2. Neely’s Sandwich Shop
1404 E Grand Avenue, Marshall, TX
The Brown Pig, made with chopped barbecued pork on a bun with mayo and shredded lettuce, is the signature sandwich at Neely’s Sandwich Shop, and it’s become so iconic that most people mistakenly call the restaurant Neely’s Brown Pig. When the place was founded in 1927 as Neely and Sons, the chopped pork sandwiches sold for just fifteen cents each. Hickory is burned in the restaurant’s steel barbecue pit, so the pork butts, briskets, and hams are all wood-smoked. Bill Moyers, a Marshall native and Neely’s fan, called it “the best sandwich between here and China.”
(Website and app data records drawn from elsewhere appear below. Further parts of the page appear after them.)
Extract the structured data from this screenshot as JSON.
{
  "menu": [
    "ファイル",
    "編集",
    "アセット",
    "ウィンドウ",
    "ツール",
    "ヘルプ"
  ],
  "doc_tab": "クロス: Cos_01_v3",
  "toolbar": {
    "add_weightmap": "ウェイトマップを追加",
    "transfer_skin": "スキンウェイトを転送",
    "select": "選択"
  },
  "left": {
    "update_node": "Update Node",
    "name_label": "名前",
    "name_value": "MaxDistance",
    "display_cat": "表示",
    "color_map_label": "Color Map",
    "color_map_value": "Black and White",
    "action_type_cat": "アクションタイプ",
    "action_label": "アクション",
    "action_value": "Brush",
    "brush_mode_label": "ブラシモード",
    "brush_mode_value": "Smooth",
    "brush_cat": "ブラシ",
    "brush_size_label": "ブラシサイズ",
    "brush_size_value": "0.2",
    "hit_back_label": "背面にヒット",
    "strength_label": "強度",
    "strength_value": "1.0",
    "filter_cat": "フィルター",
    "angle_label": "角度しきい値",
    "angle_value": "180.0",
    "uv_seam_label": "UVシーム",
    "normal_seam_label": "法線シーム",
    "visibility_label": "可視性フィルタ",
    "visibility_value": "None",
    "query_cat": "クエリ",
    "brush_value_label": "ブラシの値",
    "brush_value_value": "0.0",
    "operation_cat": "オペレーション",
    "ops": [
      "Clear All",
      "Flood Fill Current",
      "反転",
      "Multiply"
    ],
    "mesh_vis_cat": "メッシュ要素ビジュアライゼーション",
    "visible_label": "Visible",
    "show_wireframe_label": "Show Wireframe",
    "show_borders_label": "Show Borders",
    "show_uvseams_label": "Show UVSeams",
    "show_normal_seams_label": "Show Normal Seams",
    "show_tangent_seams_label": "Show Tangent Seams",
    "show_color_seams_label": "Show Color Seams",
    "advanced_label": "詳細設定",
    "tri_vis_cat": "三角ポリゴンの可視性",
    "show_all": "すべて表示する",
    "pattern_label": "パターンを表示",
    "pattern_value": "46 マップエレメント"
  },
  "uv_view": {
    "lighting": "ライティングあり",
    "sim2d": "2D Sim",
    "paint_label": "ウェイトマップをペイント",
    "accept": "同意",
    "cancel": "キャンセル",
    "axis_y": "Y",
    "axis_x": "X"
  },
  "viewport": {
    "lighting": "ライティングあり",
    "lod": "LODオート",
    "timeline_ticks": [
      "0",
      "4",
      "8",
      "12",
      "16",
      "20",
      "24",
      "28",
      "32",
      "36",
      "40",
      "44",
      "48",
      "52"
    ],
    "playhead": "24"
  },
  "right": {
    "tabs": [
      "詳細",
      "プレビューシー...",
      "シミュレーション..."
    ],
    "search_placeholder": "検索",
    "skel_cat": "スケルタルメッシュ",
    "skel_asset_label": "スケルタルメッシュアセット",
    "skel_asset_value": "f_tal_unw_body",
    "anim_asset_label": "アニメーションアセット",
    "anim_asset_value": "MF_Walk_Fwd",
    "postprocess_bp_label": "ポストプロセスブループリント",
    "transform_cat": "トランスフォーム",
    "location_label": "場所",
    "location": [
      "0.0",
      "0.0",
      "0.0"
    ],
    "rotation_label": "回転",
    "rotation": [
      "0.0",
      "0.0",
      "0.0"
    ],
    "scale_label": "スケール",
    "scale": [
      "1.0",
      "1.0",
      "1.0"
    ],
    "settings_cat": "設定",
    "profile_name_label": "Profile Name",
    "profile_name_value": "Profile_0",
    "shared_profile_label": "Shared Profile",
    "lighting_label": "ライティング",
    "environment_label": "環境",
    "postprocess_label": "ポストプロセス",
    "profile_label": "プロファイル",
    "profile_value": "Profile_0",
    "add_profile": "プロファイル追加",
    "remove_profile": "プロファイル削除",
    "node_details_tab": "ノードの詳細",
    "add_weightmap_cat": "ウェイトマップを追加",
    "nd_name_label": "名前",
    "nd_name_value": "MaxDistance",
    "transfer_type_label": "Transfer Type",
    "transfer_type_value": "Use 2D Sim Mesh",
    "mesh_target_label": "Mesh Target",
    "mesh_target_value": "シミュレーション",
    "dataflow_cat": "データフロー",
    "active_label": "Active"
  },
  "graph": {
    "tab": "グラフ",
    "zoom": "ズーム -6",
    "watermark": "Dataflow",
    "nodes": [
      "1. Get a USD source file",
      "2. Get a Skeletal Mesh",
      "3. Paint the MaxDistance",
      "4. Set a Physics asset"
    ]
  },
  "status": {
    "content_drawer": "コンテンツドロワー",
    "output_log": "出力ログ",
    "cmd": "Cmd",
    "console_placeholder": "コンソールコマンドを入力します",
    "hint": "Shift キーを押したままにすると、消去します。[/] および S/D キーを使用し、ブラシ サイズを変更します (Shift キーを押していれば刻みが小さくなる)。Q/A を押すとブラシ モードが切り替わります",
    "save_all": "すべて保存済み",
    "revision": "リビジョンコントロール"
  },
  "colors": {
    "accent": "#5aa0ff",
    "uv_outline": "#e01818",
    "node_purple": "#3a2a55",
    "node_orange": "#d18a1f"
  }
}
3. New Zion Missionary Baptist Church Barbecue
2601 Montgomery Road, Huntsville, TX
This combination Baptist church and barbecue joint has been called the Church of the Holy Smoke. You sit down and eat family-style at community tables in a little church hall. A Southern Pride stainless-steel oven has replaced the old-fashioned steel pits, but the tender East Texas–style ribs and brisket are still passable. Above all, save room for the wonderful homemade sides and desserts.
4. Martin’s Place
3403 S College Avenue, Bryan, TX
Third-generation pitmaster Steven Kapchinskie runs Martin’s Place, which is named after his grandfather, Martin Kapchinskie, who opened the business in 1924. The barbecue joint was owned by Steven’s father, Albin Kap- chinskie, until his death in 1980. The restaurant is frozen in time because, as Steven explains, “if I change anything, I have to get a building permit, and then I’d have to redo everything to code. Even if I just bought a new stove, I’d have to get a vent hood.” Ask for a tour of the ancient pits.
5. Leon’s “World’s Finest” In & Out B-B-Q House
5427 Broadway St at 55th, Galveston, TX
This is a good place to grab some ribs to go for lunch on the beach, but if you want to sample some awesome sides, sit down at one of the eight tables. The potato salad is the best you’ll ever have at a barbecue joint.